TASK PROMPT:
Once the line with "Transcribe this image's" has been located in the records below, set down that line and all subsequent lines exactly, omitting the pictures.

■ ■ ■ ■

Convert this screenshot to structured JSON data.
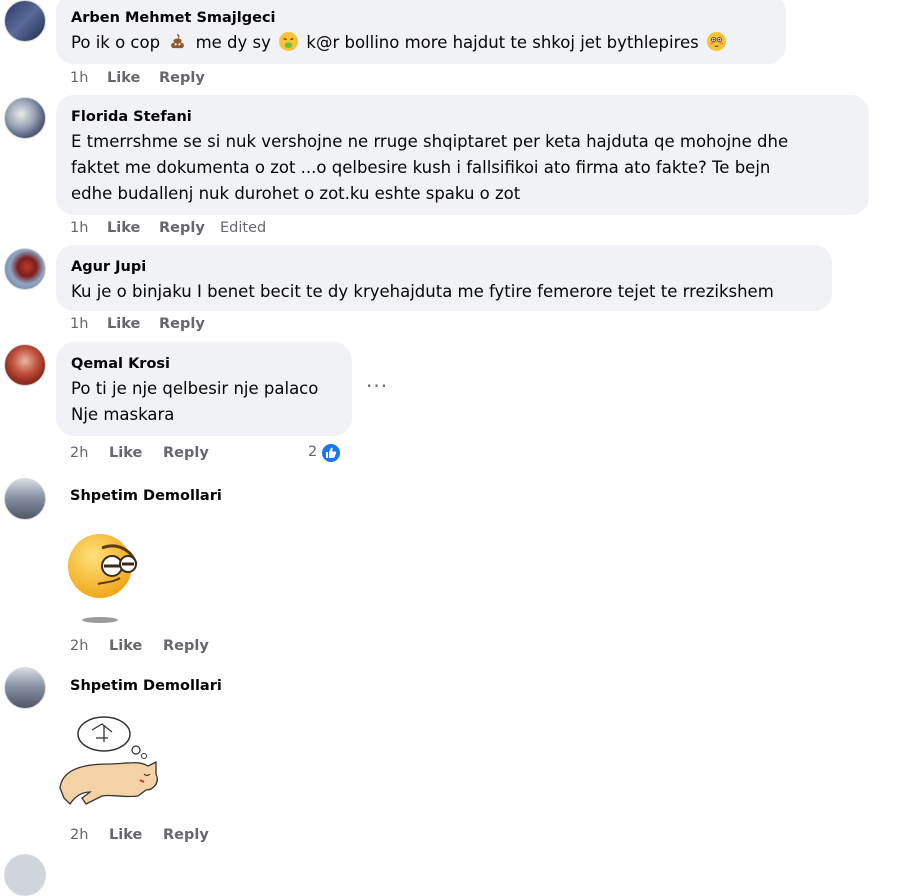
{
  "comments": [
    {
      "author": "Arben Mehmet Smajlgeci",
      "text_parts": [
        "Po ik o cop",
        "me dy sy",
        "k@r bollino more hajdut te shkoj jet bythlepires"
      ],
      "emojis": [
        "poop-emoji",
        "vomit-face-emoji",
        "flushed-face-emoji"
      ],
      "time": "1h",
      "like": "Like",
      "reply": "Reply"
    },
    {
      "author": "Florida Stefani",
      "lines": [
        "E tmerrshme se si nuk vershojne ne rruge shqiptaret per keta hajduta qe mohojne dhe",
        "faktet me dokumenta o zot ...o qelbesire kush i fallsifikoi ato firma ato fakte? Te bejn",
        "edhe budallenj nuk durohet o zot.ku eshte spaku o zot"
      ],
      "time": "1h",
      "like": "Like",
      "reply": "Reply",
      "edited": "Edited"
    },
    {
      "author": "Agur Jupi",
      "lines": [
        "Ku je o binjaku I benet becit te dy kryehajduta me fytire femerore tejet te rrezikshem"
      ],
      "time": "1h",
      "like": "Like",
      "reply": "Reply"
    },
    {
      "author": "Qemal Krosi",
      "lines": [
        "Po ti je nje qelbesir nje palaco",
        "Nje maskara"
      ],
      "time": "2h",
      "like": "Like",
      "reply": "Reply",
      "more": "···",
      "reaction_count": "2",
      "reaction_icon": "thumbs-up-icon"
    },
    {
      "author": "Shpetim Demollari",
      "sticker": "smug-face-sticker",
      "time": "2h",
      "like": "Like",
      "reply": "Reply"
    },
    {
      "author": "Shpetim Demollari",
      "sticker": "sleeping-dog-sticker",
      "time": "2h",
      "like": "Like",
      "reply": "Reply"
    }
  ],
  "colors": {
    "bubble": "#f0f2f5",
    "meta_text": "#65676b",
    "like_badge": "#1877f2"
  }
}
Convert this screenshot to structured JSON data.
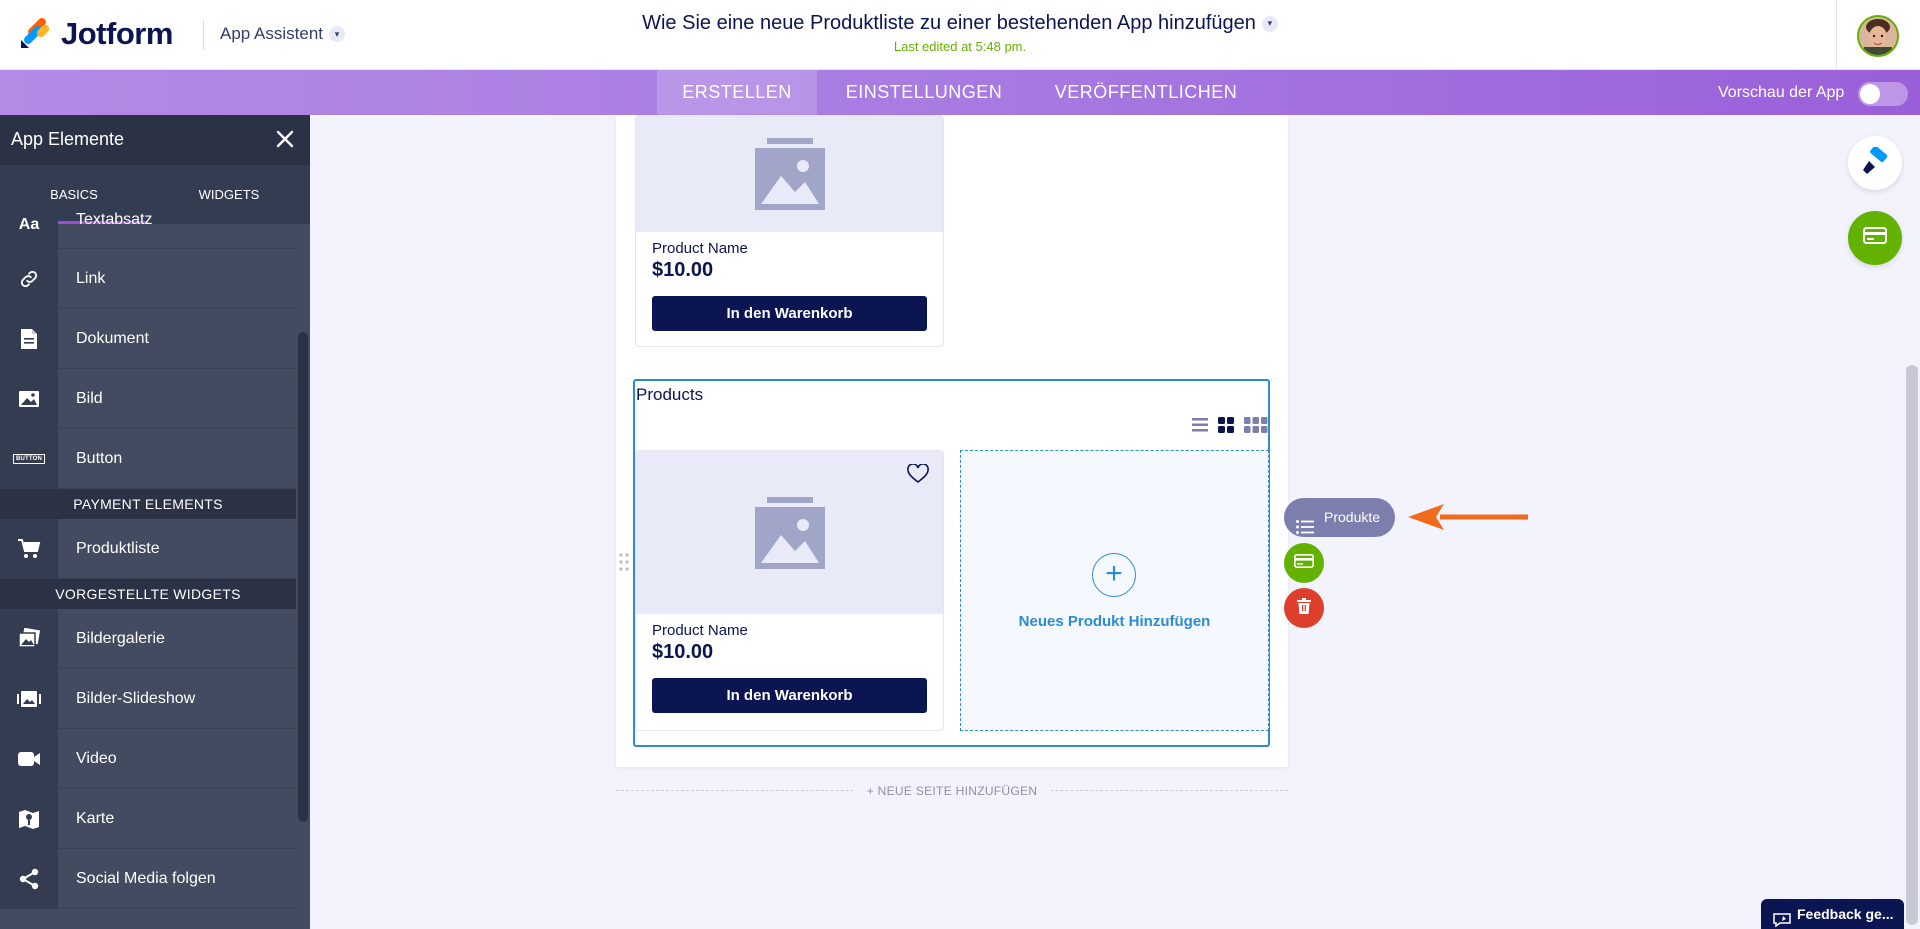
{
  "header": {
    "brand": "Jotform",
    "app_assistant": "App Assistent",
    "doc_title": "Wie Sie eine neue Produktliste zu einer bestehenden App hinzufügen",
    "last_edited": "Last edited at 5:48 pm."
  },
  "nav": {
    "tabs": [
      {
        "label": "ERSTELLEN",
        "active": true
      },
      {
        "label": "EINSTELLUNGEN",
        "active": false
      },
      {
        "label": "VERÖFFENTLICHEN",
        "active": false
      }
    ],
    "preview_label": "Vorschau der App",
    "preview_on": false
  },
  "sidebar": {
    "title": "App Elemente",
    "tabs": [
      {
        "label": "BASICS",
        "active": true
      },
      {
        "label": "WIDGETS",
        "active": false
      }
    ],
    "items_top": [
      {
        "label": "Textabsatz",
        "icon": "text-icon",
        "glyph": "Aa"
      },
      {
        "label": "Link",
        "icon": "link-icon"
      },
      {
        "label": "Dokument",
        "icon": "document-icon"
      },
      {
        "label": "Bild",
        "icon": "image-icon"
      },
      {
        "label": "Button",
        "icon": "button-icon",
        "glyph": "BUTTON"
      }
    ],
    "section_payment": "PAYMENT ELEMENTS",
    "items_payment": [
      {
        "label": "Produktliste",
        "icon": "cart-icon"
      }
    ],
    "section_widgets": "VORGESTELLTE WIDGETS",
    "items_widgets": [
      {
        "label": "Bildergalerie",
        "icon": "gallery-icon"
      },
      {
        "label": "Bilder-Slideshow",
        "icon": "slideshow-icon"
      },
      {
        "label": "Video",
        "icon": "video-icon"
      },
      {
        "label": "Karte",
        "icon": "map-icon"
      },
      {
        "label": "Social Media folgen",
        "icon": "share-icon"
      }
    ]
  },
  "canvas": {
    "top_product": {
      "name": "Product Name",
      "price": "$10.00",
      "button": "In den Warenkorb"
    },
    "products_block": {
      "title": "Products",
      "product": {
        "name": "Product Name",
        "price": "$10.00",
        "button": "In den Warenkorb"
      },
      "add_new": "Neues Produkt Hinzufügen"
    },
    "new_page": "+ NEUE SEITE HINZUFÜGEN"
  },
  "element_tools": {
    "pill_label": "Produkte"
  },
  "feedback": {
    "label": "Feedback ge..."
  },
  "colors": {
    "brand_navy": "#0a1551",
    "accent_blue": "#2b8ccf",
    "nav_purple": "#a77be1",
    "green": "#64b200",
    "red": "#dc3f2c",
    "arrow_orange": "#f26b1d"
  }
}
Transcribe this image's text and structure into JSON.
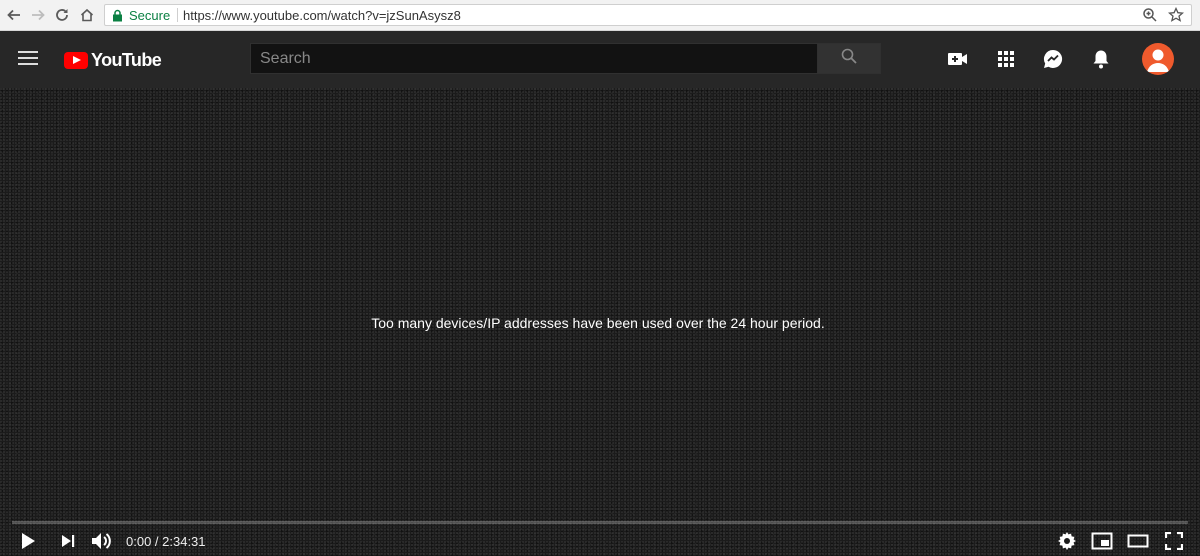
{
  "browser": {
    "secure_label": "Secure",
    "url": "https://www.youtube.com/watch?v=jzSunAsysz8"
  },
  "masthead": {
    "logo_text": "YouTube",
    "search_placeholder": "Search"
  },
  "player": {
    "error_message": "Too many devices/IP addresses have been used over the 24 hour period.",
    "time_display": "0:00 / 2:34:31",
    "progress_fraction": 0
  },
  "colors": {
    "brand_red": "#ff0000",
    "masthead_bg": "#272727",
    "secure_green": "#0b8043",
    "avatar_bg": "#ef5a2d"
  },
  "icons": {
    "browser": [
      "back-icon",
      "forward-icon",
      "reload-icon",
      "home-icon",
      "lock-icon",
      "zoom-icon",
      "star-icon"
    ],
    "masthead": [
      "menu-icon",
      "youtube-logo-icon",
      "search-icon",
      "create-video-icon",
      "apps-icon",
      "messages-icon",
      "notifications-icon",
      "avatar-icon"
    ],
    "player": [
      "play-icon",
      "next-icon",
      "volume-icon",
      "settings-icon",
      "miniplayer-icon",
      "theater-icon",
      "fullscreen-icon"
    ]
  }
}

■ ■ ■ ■

RESULT OF THE EXERCISE:
Transcribe this image's text and structure into JSON.
{
  "browser": {
    "secure_label": "Secure",
    "url": "https://www.youtube.com/watch?v=jzSunAsysz8"
  },
  "masthead": {
    "logo_text": "YouTube",
    "search_placeholder": "Search"
  },
  "player": {
    "error_message": "Too many devices/IP addresses have been used over the 24 hour period.",
    "time_display": "0:00 / 2:34:31",
    "progress_fraction": 0
  },
  "colors": {
    "brand_red": "#ff0000",
    "masthead_bg": "#272727",
    "secure_green": "#0b8043",
    "avatar_bg": "#ef5a2d"
  },
  "icons": {
    "browser": [
      "back-icon",
      "forward-icon",
      "reload-icon",
      "home-icon",
      "lock-icon",
      "zoom-icon",
      "star-icon"
    ],
    "masthead": [
      "menu-icon",
      "youtube-logo-icon",
      "search-icon",
      "create-video-icon",
      "apps-icon",
      "messages-icon",
      "notifications-icon",
      "avatar-icon"
    ],
    "player": [
      "play-icon",
      "next-icon",
      "volume-icon",
      "settings-icon",
      "miniplayer-icon",
      "theater-icon",
      "fullscreen-icon"
    ]
  }
}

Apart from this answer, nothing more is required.